[Here follows . . . or fellowes my anti-Popoid rant (disclaimer---tune out if you want).

Julian Fellowes, the auteur of DA, is a Catholic convert. His wife is a prominent *conservative* Tory (as not all Conservatives count as conservatives, of course!)

Apropos of absolutely NOTHING, in the previous episode, they had Lord Grantham pop off some slimey 1920s anti-Popery (to the ABY, no less!).

Was MY LADY SYBIL <3<3<3 killed off *simply* to set up this "What shall we baptize the baby as?" fracas between Tom (Lady Cora, etc) and His Lordship? (To make "the Anglican" look all horrid, and the Irish Catholic all noble and victimized?)

I am suspicious AND pissed off! >:-( ]

Tim Chesterton said...

No, JCF, your Lady Sybil was killed off because the actor wanted to leave the show.

Laurel Massé said...

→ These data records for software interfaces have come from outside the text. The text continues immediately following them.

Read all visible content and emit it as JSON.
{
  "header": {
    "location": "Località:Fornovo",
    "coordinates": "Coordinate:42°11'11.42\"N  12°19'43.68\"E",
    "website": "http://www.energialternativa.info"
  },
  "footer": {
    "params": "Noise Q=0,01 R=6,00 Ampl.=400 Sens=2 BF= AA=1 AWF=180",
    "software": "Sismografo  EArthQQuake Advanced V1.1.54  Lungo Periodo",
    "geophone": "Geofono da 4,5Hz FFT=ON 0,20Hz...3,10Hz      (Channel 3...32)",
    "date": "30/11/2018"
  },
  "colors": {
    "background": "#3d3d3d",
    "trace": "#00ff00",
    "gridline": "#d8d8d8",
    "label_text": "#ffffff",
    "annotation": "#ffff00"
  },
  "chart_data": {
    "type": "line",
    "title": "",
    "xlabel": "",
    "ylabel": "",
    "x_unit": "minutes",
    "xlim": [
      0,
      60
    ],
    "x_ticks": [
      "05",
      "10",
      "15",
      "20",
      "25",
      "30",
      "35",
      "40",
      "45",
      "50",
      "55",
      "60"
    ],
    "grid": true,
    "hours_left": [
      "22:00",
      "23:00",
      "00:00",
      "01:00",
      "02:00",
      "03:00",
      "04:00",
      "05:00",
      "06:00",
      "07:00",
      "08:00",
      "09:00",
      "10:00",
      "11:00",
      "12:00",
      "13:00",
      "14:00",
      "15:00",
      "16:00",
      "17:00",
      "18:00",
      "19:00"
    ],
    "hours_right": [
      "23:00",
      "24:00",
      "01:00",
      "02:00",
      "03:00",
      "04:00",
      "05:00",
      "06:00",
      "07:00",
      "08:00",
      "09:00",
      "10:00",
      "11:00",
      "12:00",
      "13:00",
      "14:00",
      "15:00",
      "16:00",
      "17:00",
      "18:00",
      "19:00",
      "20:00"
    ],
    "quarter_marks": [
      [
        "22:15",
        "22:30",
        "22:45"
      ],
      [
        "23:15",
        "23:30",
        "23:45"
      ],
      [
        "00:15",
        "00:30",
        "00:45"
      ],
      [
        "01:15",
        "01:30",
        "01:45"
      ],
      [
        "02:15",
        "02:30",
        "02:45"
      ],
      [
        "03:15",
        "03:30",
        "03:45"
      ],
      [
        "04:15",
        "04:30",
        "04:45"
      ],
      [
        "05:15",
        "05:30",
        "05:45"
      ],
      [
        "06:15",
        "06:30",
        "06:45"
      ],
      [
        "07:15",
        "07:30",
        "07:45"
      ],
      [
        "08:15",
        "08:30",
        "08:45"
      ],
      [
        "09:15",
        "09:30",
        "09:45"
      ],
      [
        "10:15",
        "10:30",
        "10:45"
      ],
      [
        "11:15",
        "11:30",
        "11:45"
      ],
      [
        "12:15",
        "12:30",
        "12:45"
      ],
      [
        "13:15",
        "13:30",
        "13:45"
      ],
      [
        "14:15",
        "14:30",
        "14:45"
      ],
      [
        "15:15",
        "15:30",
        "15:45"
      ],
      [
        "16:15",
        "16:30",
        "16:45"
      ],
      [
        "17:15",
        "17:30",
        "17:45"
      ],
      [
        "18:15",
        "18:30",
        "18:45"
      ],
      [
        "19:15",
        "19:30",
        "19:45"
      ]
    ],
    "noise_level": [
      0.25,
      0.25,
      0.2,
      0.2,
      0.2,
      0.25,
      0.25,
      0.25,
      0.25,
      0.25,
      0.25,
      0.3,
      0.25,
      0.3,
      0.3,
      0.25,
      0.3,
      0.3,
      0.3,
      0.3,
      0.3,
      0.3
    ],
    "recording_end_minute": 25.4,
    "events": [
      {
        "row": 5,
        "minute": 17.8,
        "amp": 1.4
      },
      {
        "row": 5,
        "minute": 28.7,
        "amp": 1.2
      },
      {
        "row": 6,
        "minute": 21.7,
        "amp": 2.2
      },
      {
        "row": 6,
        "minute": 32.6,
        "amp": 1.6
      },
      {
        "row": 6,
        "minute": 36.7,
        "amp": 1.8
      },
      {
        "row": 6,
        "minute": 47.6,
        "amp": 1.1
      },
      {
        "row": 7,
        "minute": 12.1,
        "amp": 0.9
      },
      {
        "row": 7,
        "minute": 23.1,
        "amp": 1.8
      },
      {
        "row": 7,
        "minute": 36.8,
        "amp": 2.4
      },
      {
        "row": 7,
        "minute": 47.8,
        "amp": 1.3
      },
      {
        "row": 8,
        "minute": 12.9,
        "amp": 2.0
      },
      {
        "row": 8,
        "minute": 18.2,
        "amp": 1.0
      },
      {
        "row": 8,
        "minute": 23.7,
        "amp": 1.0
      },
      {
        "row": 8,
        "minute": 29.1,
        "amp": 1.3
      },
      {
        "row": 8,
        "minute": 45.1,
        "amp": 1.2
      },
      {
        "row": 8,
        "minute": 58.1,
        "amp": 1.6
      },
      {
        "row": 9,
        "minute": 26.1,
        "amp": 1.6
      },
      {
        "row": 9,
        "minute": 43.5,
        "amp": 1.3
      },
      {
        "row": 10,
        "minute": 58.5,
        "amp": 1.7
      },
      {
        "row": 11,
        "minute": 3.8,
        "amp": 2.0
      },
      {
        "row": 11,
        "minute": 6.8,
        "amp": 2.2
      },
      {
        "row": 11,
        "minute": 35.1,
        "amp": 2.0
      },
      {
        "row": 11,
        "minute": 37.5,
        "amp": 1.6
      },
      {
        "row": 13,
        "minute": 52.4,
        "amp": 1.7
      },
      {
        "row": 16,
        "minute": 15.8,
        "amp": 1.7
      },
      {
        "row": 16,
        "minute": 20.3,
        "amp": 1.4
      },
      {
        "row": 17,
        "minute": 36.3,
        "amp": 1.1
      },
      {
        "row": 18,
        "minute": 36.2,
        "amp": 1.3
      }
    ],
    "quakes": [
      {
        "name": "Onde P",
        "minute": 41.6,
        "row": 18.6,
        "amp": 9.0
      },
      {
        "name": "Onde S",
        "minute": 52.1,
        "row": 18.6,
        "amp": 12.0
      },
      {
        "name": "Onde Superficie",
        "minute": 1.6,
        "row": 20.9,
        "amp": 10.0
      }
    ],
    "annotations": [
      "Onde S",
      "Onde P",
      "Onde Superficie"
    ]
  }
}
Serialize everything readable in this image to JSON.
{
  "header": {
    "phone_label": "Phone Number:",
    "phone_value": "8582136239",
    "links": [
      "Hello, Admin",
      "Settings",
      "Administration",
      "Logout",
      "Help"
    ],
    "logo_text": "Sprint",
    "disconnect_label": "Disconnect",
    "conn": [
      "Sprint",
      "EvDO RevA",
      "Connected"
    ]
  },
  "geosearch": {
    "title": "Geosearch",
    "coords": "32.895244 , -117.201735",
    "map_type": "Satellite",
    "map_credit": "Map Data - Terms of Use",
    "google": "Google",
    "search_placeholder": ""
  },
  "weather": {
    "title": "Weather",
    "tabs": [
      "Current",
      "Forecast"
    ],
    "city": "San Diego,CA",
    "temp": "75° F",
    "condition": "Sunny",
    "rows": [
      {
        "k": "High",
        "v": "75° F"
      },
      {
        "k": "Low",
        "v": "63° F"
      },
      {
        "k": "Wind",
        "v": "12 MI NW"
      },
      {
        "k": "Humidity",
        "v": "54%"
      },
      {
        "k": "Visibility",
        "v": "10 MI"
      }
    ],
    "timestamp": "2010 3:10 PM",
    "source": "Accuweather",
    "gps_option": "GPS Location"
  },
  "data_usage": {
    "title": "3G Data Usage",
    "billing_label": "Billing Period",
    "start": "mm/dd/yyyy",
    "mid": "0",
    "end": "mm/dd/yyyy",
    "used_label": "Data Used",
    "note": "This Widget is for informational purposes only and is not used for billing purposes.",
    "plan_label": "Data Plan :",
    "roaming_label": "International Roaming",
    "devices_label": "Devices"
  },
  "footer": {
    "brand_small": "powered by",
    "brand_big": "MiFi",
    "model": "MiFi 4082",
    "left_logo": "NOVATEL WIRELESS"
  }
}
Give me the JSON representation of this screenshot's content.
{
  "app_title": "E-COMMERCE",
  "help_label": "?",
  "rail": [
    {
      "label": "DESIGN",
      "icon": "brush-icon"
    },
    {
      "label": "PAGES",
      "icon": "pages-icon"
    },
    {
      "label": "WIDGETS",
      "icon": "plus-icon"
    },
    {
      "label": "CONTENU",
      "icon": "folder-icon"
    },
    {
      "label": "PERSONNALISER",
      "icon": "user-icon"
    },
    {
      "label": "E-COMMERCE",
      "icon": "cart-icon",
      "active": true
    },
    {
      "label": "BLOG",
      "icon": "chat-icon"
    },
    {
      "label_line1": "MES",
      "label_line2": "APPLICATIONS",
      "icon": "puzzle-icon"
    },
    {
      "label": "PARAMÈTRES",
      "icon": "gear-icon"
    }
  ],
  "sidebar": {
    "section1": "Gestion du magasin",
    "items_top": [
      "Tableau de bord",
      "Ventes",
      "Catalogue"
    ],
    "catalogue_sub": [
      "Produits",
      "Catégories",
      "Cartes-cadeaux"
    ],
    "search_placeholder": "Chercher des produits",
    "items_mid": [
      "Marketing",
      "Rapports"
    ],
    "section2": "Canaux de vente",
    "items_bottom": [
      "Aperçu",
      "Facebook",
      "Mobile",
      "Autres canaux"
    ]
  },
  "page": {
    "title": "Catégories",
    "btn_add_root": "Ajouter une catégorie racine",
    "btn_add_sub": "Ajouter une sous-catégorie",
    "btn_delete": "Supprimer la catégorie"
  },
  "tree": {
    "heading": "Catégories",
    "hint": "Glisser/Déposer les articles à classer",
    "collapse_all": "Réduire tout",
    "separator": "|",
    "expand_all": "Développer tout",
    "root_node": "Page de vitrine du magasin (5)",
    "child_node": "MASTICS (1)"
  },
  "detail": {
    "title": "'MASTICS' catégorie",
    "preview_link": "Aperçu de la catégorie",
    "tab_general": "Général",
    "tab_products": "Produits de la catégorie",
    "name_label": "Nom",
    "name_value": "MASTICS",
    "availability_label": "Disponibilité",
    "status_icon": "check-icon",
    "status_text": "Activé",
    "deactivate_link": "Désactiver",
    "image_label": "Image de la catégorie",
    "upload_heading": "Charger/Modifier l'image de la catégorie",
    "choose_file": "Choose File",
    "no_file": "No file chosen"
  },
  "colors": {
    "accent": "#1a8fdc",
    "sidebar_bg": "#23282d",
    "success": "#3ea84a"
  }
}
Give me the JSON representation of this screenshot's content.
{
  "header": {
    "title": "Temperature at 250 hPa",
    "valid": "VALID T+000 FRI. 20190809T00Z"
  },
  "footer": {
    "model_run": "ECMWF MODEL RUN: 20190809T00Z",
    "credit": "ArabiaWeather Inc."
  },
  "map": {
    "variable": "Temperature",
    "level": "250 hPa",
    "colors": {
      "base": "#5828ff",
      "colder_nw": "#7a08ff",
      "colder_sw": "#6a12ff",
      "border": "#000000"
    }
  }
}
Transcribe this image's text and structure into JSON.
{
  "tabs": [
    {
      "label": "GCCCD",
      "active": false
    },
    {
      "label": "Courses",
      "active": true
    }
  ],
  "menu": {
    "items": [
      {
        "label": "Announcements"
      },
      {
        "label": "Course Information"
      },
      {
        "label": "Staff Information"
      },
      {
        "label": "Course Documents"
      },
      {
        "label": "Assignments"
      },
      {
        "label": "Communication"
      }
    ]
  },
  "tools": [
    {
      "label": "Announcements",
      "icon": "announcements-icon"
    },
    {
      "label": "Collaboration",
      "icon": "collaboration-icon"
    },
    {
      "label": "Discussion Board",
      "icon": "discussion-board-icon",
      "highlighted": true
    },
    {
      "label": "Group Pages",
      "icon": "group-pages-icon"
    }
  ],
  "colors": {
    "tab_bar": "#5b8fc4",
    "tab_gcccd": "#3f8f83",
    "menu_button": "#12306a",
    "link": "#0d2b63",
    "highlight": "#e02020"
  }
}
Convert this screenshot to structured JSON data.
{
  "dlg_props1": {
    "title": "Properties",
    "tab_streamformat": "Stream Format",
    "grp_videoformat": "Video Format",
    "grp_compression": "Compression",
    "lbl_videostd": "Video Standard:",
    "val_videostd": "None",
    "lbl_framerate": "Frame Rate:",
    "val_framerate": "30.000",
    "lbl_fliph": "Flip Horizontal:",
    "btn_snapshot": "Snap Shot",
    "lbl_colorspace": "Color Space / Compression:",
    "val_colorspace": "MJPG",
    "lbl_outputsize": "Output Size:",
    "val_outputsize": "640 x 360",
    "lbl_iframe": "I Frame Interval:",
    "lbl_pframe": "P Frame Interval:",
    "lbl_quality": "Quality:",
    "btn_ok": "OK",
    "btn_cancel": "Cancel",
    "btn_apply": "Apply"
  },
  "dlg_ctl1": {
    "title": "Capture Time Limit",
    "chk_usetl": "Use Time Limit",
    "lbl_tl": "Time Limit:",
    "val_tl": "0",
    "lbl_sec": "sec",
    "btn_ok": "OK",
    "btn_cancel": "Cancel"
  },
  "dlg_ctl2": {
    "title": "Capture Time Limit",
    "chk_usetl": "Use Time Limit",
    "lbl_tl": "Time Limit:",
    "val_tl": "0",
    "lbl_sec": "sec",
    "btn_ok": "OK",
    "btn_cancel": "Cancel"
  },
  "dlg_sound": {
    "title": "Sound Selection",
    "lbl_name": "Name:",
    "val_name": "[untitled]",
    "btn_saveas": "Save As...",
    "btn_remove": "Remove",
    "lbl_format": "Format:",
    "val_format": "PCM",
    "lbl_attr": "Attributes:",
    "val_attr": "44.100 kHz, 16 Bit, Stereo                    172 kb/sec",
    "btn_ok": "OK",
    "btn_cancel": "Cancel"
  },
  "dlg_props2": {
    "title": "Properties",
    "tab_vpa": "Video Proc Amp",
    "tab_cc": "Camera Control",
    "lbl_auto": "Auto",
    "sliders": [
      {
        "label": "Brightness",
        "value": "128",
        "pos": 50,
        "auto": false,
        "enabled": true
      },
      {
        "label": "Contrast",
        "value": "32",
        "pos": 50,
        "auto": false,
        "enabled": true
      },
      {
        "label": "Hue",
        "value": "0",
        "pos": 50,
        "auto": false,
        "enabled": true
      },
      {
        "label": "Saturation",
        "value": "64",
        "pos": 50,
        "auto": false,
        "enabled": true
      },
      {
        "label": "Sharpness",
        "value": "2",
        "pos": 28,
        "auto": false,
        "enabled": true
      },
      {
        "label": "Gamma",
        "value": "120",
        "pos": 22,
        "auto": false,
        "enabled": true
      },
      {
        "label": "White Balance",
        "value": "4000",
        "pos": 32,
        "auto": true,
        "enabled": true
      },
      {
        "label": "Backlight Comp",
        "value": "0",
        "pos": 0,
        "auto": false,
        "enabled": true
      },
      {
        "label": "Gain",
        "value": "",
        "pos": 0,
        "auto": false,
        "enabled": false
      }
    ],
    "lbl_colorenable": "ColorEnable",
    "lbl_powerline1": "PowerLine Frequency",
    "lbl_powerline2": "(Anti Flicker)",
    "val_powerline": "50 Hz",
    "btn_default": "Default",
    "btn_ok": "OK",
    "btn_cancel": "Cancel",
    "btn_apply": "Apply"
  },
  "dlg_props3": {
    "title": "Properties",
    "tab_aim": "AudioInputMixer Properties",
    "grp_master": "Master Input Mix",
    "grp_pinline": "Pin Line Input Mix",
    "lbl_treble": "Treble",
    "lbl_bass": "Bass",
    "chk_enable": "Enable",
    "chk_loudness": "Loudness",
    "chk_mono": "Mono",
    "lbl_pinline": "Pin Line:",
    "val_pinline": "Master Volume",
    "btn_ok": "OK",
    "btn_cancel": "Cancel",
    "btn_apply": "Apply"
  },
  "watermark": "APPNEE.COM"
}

I am happy to know that you approve of Treme's portrayal of New Orleans. Its depiction of musicians and their lives is also spot-on accurate. I am a professional singer, as you know, Mimi, and over the years I have been saddened by, and grown used to, filmmakers getting it - us! - wrong. But Treme not only gets it entirely right, but more right than I've ever seen on television or in a movie.
It's brilliant.

Blessings, Laurel

it's margaret said...


Grandmère Mimi said...

JCF, I'm sorry for your loss. I must agree with you about Tim Pigott-Smith. I've never forgotten the smarmy character he played in The Jewel in the Crown. I'm afraid he was type-cast forever for me by that role, and I knew he would not be the good guy against the kindly local doctor.

susan s. said...

The minute I saw Tim Pigott-Smith in the Sir Doctor roll, I knew it was curtains for Sybil. Well, that and possible "Pre-eclampsia." That was no respector of class back then.

Grandmère Mimi said...

I did not know that Sybil died because the actor wanted to leave the show. With long-running shows, I suppose the writers must make adjustments when actors want to move on, and what else but death if they won't be back on the show?

Grandmère Mimi said...

Laurel, I'm so pleased to have a musician weigh in, because so much of the show is about music and musicians. Yes, the show is brilliant.

Grandmère Mimi said...

As I said below to JCF, I knew something bad would happen when Pigott-Smith came on the scene.

Paul said...

Loved, loved, loved the response to the reporter.

If passion is low think of it as a fallow period as you regroup for future adventures.

Grandmère Mimi said...

Paul, that was my favorite. I couldn't believe I was actually sending myself text messages on my phone quoting the dialogue.

My Sunday was most enjoyable...an afternoon and evening of complete self-indulgence.

Cathy said...

I have seen Tim Piggott-Smith play Henry Higgins to Michelle Dockery's Eliza Doolittle in Pygmalion. She was extremely good. He was too old, really, and not fanciable enough. HH needs to be crusty but attractive (I think).

I haven't seen the episodes you describe but Julian Fellowes has always made me uncomfortable as a scriptwriter by plugging his own values in precisely the way JCF describes so I wouldn't be surprised if JCF was right.

Grandmère Mimi said...

Cathy, to me, the series is high-class soap opera. I watch to relax and zone out, and I don't take the story too much to heart, so I'm not looking for an agenda.

I most certainly would not wish to see Pigott-Smith play Henry Higgens.

Anonymous said...

Just saying, perhaps if you found something you were passionate about, you wouldn't have to spend so much of your time mocking and ridiculing Cardinal Burke and the vestments he chooses to wear for various liturgical celebrations. You declare you are not obsessed with this topic, but my dear, the time and space you have devoted speak otherwise! Not kind or Christian behaviour. Sad, really. Perhaps you could spend more time praying or doing good deeds. You might even become passionate about those activities.Think of the positive possibilities for your blog, rather than encouraging people to think disparagingly about another.

Grandmère Mimi said...

Sandra, did you mean to comment on another post?